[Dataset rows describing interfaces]
○ ○ ○
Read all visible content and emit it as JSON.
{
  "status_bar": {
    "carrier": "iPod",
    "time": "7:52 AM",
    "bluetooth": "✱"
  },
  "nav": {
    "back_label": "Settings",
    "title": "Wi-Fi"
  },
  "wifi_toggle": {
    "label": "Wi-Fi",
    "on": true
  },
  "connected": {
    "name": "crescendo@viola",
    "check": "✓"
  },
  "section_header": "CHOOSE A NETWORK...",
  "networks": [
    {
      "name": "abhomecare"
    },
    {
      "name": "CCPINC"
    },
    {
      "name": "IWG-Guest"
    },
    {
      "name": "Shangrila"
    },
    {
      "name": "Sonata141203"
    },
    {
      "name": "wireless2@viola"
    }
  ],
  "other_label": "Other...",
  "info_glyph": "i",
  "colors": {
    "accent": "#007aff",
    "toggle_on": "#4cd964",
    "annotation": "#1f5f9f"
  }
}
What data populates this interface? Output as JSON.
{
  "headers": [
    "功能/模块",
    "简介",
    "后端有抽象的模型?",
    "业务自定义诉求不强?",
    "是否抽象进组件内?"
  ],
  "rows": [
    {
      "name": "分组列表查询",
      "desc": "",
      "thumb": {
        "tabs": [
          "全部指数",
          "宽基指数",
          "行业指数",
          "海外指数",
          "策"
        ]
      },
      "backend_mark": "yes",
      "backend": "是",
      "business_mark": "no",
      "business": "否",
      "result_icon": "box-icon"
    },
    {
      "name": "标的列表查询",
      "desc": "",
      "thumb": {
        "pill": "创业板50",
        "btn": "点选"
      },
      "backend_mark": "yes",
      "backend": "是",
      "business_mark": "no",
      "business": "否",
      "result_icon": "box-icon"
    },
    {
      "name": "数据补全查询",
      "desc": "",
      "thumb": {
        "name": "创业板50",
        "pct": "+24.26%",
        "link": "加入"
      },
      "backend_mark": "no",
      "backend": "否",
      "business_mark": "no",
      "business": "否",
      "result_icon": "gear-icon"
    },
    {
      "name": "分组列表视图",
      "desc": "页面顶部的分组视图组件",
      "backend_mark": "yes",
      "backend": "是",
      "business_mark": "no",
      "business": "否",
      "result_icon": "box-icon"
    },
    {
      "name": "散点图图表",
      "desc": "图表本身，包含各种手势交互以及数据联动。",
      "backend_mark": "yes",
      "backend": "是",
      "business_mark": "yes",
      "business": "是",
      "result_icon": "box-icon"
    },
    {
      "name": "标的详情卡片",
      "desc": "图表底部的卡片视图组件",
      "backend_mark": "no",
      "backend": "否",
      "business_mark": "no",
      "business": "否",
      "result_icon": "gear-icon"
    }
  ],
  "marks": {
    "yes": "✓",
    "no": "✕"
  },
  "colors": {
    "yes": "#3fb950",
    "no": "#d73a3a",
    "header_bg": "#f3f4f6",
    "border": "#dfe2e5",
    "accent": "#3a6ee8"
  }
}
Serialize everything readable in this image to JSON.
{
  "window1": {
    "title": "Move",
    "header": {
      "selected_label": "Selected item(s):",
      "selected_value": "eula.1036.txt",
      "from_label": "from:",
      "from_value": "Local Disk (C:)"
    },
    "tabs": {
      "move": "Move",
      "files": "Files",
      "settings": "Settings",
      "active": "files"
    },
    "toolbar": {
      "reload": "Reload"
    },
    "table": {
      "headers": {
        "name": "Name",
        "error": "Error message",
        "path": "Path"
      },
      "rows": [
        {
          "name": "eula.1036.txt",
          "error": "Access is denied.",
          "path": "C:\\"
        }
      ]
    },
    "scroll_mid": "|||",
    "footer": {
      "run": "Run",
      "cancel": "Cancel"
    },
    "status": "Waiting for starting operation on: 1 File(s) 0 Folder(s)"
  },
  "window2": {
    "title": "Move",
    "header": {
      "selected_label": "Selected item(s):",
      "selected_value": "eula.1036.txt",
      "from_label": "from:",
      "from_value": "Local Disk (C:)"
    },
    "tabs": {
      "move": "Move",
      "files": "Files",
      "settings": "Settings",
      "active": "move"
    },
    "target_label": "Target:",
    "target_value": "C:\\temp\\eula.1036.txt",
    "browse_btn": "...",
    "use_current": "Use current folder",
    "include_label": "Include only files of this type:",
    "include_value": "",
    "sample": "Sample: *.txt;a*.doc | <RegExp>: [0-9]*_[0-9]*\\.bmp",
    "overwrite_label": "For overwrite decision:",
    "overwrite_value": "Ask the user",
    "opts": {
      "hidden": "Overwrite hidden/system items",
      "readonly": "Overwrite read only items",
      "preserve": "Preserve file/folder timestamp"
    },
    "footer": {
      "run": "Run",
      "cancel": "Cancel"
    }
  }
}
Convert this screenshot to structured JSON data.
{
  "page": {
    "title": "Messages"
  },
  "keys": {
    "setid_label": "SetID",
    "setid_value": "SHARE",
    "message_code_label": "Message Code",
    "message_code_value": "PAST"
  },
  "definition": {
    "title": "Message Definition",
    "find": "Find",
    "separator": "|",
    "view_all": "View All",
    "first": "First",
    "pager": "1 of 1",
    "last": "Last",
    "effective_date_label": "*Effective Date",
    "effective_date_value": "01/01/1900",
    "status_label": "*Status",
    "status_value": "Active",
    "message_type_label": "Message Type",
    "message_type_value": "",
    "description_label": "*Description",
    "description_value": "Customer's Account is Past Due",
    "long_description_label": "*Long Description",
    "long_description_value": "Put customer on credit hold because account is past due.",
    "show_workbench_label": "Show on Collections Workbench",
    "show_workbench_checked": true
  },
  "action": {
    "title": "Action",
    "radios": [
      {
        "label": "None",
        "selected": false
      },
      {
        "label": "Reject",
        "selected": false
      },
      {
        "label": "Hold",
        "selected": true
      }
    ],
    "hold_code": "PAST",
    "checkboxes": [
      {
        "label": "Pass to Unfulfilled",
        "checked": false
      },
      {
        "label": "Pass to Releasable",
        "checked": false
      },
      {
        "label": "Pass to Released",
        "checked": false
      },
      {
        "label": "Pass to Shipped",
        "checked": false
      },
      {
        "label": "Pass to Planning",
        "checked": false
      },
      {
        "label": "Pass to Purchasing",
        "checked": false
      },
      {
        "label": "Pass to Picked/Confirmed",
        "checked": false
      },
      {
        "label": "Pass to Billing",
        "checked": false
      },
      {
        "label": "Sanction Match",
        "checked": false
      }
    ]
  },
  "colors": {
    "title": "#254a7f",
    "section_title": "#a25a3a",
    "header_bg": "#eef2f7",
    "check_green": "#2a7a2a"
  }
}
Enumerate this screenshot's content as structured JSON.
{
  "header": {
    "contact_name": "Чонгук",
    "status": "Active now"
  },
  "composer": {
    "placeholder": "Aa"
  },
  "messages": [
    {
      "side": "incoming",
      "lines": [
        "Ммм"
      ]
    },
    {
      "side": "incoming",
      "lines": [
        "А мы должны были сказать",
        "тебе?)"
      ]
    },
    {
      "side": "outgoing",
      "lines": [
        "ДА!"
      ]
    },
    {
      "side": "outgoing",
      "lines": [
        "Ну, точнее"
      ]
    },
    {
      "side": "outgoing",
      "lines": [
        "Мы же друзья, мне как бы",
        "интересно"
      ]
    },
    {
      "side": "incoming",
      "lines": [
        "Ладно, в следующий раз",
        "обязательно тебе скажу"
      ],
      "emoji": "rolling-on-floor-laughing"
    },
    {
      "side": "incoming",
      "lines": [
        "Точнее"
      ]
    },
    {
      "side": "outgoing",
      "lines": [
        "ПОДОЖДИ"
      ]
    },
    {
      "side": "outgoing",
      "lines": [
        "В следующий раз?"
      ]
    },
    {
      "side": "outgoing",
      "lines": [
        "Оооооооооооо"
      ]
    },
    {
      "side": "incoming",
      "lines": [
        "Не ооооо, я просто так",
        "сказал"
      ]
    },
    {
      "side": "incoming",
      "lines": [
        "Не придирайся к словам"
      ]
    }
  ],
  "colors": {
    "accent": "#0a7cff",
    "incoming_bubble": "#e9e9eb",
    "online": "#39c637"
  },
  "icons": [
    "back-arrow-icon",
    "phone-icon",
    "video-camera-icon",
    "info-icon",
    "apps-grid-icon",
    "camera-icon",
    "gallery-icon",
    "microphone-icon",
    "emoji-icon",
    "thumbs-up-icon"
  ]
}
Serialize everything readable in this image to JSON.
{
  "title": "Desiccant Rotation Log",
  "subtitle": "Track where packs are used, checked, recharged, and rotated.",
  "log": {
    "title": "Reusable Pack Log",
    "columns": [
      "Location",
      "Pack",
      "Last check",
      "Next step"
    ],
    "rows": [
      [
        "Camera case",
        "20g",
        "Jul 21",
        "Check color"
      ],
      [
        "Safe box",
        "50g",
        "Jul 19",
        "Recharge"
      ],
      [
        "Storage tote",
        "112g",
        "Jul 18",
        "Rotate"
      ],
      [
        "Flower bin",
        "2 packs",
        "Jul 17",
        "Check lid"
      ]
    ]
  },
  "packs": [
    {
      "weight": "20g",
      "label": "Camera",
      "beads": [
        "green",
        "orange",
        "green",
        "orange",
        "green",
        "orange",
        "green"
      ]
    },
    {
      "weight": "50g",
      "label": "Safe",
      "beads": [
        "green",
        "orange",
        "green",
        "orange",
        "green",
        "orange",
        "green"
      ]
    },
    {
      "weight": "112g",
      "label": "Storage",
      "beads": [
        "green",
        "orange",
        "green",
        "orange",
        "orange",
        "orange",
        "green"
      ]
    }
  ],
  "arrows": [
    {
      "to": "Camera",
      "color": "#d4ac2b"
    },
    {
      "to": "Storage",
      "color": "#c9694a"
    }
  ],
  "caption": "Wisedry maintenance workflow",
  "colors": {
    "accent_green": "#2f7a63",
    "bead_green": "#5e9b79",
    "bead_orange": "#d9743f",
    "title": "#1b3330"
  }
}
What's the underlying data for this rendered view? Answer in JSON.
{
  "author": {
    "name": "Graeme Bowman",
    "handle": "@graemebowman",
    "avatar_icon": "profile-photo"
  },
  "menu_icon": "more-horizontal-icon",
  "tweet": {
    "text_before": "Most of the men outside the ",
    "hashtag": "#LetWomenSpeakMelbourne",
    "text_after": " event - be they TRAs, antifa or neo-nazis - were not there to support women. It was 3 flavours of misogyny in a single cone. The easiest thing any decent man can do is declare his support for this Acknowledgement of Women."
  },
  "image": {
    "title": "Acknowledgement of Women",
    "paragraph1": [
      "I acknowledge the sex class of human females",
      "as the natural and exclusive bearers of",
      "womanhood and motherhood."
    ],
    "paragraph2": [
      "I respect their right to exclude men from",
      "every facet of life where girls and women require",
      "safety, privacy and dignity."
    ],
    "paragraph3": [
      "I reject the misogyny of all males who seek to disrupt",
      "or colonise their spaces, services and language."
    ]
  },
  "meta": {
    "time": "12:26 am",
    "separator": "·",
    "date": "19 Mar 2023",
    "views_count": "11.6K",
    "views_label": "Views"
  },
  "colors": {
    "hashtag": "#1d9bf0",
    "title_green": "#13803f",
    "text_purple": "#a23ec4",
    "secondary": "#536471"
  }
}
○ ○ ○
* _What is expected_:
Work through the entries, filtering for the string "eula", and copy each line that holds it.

* _Expected answer_:
      "selected_value": "eula.1036.txt",
          "name": "eula.1036.txt",
      "selected_value": "eula.1036.txt",
    "target_value": "C:\\temp\\eula.1036.txt",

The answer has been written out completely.